*** Block opens ***

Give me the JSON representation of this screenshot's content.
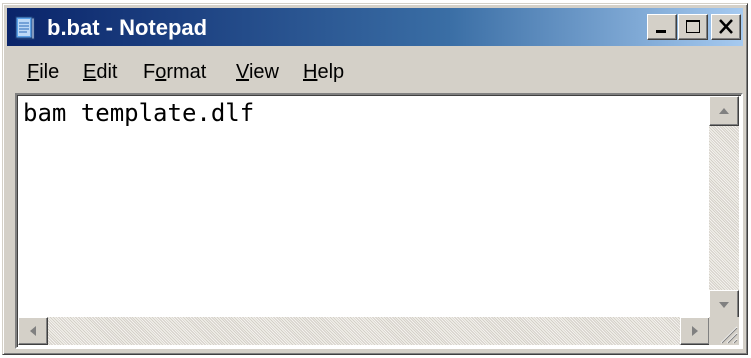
{
  "window": {
    "title": "b.bat - Notepad",
    "title_gradient_start": "#0a246a",
    "title_gradient_end": "#a6caf0",
    "icon": "notepad-icon"
  },
  "title_buttons": {
    "minimize_icon": "minimize-icon",
    "maximize_icon": "maximize-icon",
    "close_icon": "close-icon"
  },
  "menu": {
    "items": [
      {
        "accel": "F",
        "rest": "ile"
      },
      {
        "accel": "E",
        "rest": "dit"
      },
      {
        "pre": "F",
        "accel": "o",
        "rest": "rmat"
      },
      {
        "accel": "V",
        "rest": "iew"
      },
      {
        "accel": "H",
        "rest": "elp"
      }
    ]
  },
  "editor": {
    "content": "bam template.dlf"
  },
  "scrollbars": {
    "up_icon": "arrow-up-icon",
    "down_icon": "arrow-down-icon",
    "left_icon": "arrow-left-icon",
    "right_icon": "arrow-right-icon",
    "grip_icon": "resize-grip-icon"
  }
}
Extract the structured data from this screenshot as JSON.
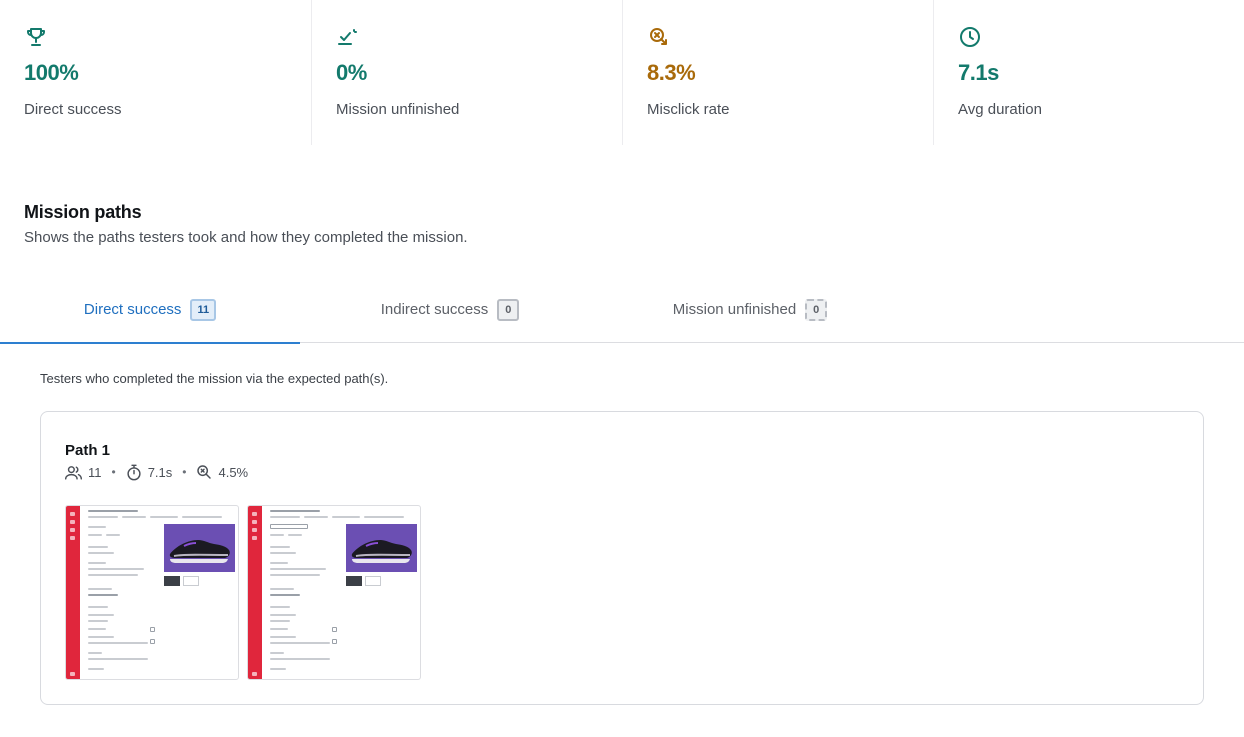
{
  "colors": {
    "accent": "#1f6fbf",
    "success": "#137a6c",
    "warning": "#a96a0a",
    "brand_red": "#e0263c"
  },
  "metrics": [
    {
      "icon": "trophy-icon",
      "value": "100%",
      "label": "Direct success",
      "tone": "teal"
    },
    {
      "icon": "mission-unfinished-icon",
      "value": "0%",
      "label": "Mission unfinished",
      "tone": "teal"
    },
    {
      "icon": "misclick-icon",
      "value": "8.3%",
      "label": "Misclick rate",
      "tone": "amber"
    },
    {
      "icon": "clock-icon",
      "value": "7.1s",
      "label": "Avg duration",
      "tone": "teal"
    }
  ],
  "mission_paths": {
    "title": "Mission paths",
    "subtitle": "Shows the paths testers took and how they completed the mission."
  },
  "tabs": [
    {
      "label": "Direct success",
      "count": "11",
      "active": true
    },
    {
      "label": "Indirect success",
      "count": "0",
      "active": false
    },
    {
      "label": "Mission unfinished",
      "count": "0",
      "active": false
    }
  ],
  "tab_description": "Testers who completed the mission via the expected path(s).",
  "path": {
    "title": "Path 1",
    "testers": "11",
    "duration": "7.1s",
    "misclick": "4.5%",
    "screens": [
      {
        "name": "screen-thumbnail-1"
      },
      {
        "name": "screen-thumbnail-2"
      }
    ]
  }
}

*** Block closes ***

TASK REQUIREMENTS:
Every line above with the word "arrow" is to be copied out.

RESULT OF THE EXERCISE:
    "up_icon": "arrow-up-icon",
    "down_icon": "arrow-down-icon",
    "left_icon": "arrow-left-icon",
    "right_icon": "arrow-right-icon",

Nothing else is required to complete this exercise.